Directions for this task:
Copy out the listing that follows in its entirety, keeping it exactly the same.

************

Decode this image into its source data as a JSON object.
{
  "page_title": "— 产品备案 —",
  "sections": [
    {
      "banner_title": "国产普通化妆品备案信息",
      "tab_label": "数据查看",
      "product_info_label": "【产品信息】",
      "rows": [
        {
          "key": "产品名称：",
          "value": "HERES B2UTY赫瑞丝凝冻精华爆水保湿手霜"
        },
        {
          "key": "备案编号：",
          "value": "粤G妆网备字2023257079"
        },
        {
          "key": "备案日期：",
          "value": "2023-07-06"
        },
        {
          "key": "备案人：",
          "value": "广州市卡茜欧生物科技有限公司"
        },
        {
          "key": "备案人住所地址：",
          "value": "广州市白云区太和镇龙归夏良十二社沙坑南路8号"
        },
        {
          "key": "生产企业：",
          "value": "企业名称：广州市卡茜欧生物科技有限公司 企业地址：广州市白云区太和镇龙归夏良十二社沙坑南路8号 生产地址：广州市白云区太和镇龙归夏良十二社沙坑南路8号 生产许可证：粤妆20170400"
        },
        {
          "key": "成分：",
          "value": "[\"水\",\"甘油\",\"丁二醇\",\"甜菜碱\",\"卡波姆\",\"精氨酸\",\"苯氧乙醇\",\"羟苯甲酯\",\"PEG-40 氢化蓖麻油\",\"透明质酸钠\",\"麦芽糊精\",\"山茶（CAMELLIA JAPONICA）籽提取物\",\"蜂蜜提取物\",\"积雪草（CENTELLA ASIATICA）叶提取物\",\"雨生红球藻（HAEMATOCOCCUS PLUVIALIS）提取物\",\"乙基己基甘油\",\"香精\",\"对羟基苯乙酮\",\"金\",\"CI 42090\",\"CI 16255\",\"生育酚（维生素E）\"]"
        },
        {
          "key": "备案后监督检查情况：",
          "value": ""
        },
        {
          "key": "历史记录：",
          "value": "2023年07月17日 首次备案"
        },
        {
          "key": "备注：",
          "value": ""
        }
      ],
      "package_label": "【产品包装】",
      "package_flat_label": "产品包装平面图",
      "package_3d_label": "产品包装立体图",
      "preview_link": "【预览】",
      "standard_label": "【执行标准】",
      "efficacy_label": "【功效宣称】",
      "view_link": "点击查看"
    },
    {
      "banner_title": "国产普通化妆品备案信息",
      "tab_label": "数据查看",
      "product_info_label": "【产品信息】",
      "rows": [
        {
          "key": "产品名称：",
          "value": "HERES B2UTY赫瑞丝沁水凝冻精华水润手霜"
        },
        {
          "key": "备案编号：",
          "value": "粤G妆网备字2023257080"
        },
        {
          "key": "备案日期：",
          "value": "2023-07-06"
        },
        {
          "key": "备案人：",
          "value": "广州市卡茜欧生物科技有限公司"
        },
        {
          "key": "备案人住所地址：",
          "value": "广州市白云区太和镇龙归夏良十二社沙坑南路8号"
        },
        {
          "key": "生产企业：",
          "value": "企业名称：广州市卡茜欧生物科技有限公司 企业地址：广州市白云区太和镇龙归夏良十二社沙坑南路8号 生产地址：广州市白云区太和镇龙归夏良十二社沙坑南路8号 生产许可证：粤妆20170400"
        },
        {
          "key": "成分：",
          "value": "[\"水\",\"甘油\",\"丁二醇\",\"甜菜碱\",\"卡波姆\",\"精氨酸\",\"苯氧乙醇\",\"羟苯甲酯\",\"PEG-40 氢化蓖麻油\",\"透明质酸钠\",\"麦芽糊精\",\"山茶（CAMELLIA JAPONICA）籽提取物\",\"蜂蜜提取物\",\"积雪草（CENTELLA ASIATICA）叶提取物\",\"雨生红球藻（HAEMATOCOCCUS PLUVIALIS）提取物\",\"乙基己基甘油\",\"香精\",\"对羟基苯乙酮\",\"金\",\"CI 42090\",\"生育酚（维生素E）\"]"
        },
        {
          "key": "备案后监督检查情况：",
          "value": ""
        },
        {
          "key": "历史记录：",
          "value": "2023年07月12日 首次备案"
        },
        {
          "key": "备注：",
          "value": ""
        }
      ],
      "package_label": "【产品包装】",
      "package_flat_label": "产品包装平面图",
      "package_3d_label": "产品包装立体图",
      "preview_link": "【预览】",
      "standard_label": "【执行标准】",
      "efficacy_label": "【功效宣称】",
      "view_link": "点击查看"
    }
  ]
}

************

Result of the task:
Decode this image into its source data as a JSON object.
{
  "page_title": "— 产品备案 —",
  "sections": [
    {
      "banner_title": "国产普通化妆品备案信息",
      "tab_label": "数据查看",
      "product_info_label": "【产品信息】",
      "rows": [
        {
          "key": "产品名称：",
          "value": "HERES B2UTY赫瑞丝凝冻精华爆水保湿手霜"
        },
        {
          "key": "备案编号：",
          "value": "粤G妆网备字2023257079"
        },
        {
          "key": "备案日期：",
          "value": "2023-07-06"
        },
        {
          "key": "备案人：",
          "value": "广州市卡茜欧生物科技有限公司"
        },
        {
          "key": "备案人住所地址：",
          "value": "广州市白云区太和镇龙归夏良十二社沙坑南路8号"
        },
        {
          "key": "生产企业：",
          "value": "企业名称：广州市卡茜欧生物科技有限公司 企业地址：广州市白云区太和镇龙归夏良十二社沙坑南路8号 生产地址：广州市白云区太和镇龙归夏良十二社沙坑南路8号 生产许可证：粤妆20170400"
        },
        {
          "key": "成分：",
          "value": "[\"水\",\"甘油\",\"丁二醇\",\"甜菜碱\",\"卡波姆\",\"精氨酸\",\"苯氧乙醇\",\"羟苯甲酯\",\"PEG-40 氢化蓖麻油\",\"透明质酸钠\",\"麦芽糊精\",\"山茶（CAMELLIA JAPONICA）籽提取物\",\"蜂蜜提取物\",\"积雪草（CENTELLA ASIATICA）叶提取物\",\"雨生红球藻（HAEMATOCOCCUS PLUVIALIS）提取物\",\"乙基己基甘油\",\"香精\",\"对羟基苯乙酮\",\"金\",\"CI 42090\",\"CI 16255\",\"生育酚（维生素E）\"]"
        },
        {
          "key": "备案后监督检查情况：",
          "value": ""
        },
        {
          "key": "历史记录：",
          "value": "2023年07月17日 首次备案"
        },
        {
          "key": "备注：",
          "value": ""
        }
      ],
      "package_label": "【产品包装】",
      "package_flat_label": "产品包装平面图",
      "package_3d_label": "产品包装立体图",
      "preview_link": "【预览】",
      "standard_label": "【执行标准】",
      "efficacy_label": "【功效宣称】",
      "view_link": "点击查看"
    },
    {
      "banner_title": "国产普通化妆品备案信息",
      "tab_label": "数据查看",
      "product_info_label": "【产品信息】",
      "rows": [
        {
          "key": "产品名称：",
          "value": "HERES B2UTY赫瑞丝沁水凝冻精华水润手霜"
        },
        {
          "key": "备案编号：",
          "value": "粤G妆网备字2023257080"
        },
        {
          "key": "备案日期：",
          "value": "2023-07-06"
        },
        {
          "key": "备案人：",
          "value": "广州市卡茜欧生物科技有限公司"
        },
        {
          "key": "备案人住所地址：",
          "value": "广州市白云区太和镇龙归夏良十二社沙坑南路8号"
        },
        {
          "key": "生产企业：",
          "value": "企业名称：广州市卡茜欧生物科技有限公司 企业地址：广州市白云区太和镇龙归夏良十二社沙坑南路8号 生产地址：广州市白云区太和镇龙归夏良十二社沙坑南路8号 生产许可证：粤妆20170400"
        },
        {
          "key": "成分：",
          "value": "[\"水\",\"甘油\",\"丁二醇\",\"甜菜碱\",\"卡波姆\",\"精氨酸\",\"苯氧乙醇\",\"羟苯甲酯\",\"PEG-40 氢化蓖麻油\",\"透明质酸钠\",\"麦芽糊精\",\"山茶（CAMELLIA JAPONICA）籽提取物\",\"蜂蜜提取物\",\"积雪草（CENTELLA ASIATICA）叶提取物\",\"雨生红球藻（HAEMATOCOCCUS PLUVIALIS）提取物\",\"乙基己基甘油\",\"香精\",\"对羟基苯乙酮\",\"金\",\"CI 42090\",\"生育酚（维生素E）\"]"
        },
        {
          "key": "备案后监督检查情况：",
          "value": ""
        },
        {
          "key": "历史记录：",
          "value": "2023年07月12日 首次备案"
        },
        {
          "key": "备注：",
          "value": ""
        }
      ],
      "package_label": "【产品包装】",
      "package_flat_label": "产品包装平面图",
      "package_3d_label": "产品包装立体图",
      "preview_link": "【预览】",
      "standard_label": "【执行标准】",
      "efficacy_label": "【功效宣称】",
      "view_link": "点击查看"
    }
  ]
}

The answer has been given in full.